The internist has two brightly-colored plastic tablecloths attached by clothespins to a rope across one side of the room for his exam area. People rush to his aid every few minutes as the make-shift screen pulls free. His line of patients grows, wrapping across the wall, through the triage tables, and past the ophthalmology room. The ophthalmologist ran out of space in his room ages ago, and the students are doing rapid eye exams next to the food tables, using hand-held cards and the lights from their cell phones. More students push through the crowds, guiding patients to the tables where an expectant team hears their concerns: a pain twinging, a lump felt, an odd rash. Yet more students weave through to the pharmacy, its windows looking out on the flood of patients. The pharmacists are pacing, making call after call in search of medications that the patients can afford. They call in favors and pull coupons from the internet, hand writing instructions on bottles of ibuprofen while they wait on hold.
In the back corridor, children are everywhere. School starts next month and it is time for annual exams. They hop across the room chasing a makeshift rubber-glove balloon as the pediatrician assess their gait and balance. A toddler wobbles between the knees of a medical student, thumb in her mouth as a social worker holds up objects to assess her development. There are so many children that the social workers and counselors have relinquished their room to the pediatric overflow. They are now holding whispered sessions in the corner by the restrooms, knee to knee with their patients, foreheads nearly touching. Other social workers have moved outside, abandoning the relative comfort of the air conditioning for a secluded corner under an awning at the edge of the parking lot.
The check-out desk is flooded with papers. Despite all preparation, the electronic medical record has slowed to a stand-still and patient records are being filled out in thick stacks of paper that are being manually entered by a harried student. Surveys pile up on the other side of the desk, the patients’ simple needs documented in the hopes that more resources can be found for this community.

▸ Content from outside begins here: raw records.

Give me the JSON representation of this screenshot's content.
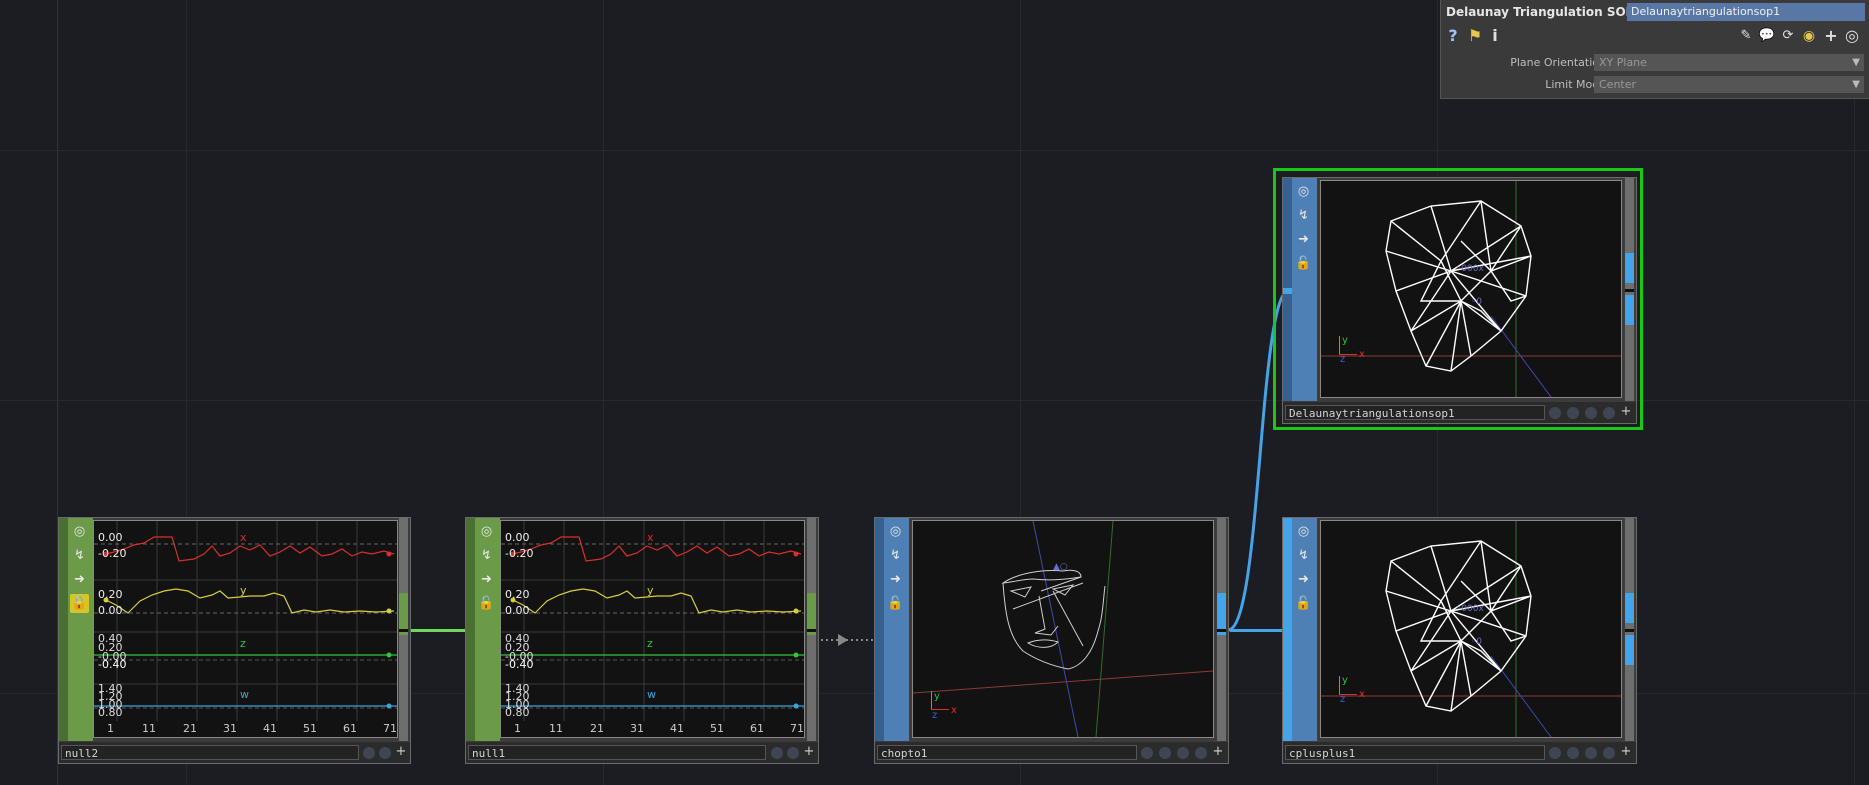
{
  "param_panel": {
    "op_type": "Delaunay Triangulation SOP",
    "op_name": "Delaunaytriangulationsop1",
    "toolbar": {
      "help": "?",
      "info": "i"
    },
    "params": [
      {
        "label": "Plane Orientation",
        "value": "XY Plane"
      },
      {
        "label": "Limit Mode",
        "value": "Center"
      }
    ]
  },
  "nodes": [
    {
      "name": "null2",
      "type": "CHOP",
      "color": "#6b9a49",
      "y_labels": [
        "0.00",
        "-0.20",
        "0.20",
        "0.00",
        "0.40",
        "0.20",
        "-0.00",
        "-0.40",
        "1.40",
        "1.20",
        "1.00",
        "0.80"
      ],
      "x_labels": [
        "1",
        "11",
        "21",
        "31",
        "41",
        "51",
        "61",
        "71"
      ],
      "channels": [
        "x",
        "y",
        "z",
        "w"
      ]
    },
    {
      "name": "null1",
      "type": "CHOP",
      "color": "#6b9a49",
      "y_labels": [
        "0.00",
        "-0.20",
        "0.20",
        "0.00",
        "0.40",
        "0.20",
        "-0.00",
        "-0.40",
        "1.40",
        "1.20",
        "1.00",
        "0.80"
      ],
      "x_labels": [
        "1",
        "11",
        "21",
        "31",
        "41",
        "51",
        "61",
        "71"
      ],
      "channels": [
        "x",
        "y",
        "z",
        "w"
      ]
    },
    {
      "name": "chopto1",
      "type": "SOP",
      "color": "#4e7fb5"
    },
    {
      "name": "cplusplus1",
      "type": "SOP",
      "color": "#4e7fb5"
    },
    {
      "name": "Delaunaytriangulationsop1",
      "type": "SOP",
      "color": "#4e7fb5",
      "selected_color": "#19c919"
    }
  ],
  "channel_colors": {
    "x": "#d8302c",
    "y": "#d7cf3a",
    "z": "#33c63a",
    "w": "#3aa4d9"
  },
  "axis_labels": {
    "x": "x",
    "y": "y",
    "z": "z"
  },
  "wire_colors": {
    "chop": "#72d65d",
    "sop": "#47a3e8"
  }
}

Two hours before the clinic is set to close, the check-in desk has stopped accepting patients. Those still waiting have been given tickets to return later. The clinic has reached capacity, and it will take another hour at least to filter through the last of the patients in the building. More experienced medical students are called in to do quick exams on the long line waiting to see the internist and they cluster around the patients, interpreters rushing over to speed up the already rapid conversations.
The night is done. Exhaustion is clear in the set of the internist’s shoulders as he leans against the wall. The room smells of antiseptic as tables are wiped down. The student is still entering piles of patient records into the computer. Many of the volunteers scarf down granola bars, the first food they have had the time to eat for hours. Clinicians are on phones around the room, calling in prescriptions and filling the appointment slots of the free clinic in the next city, thirty minutes away, with patients needing more complicated care. How the patients will manage to make the long trip is still unknown. Two days later, this will all happen again. It has to. This community has been without a free clinic for years. And this is a community that cannot afford to have lost that support. There is work still left to be done.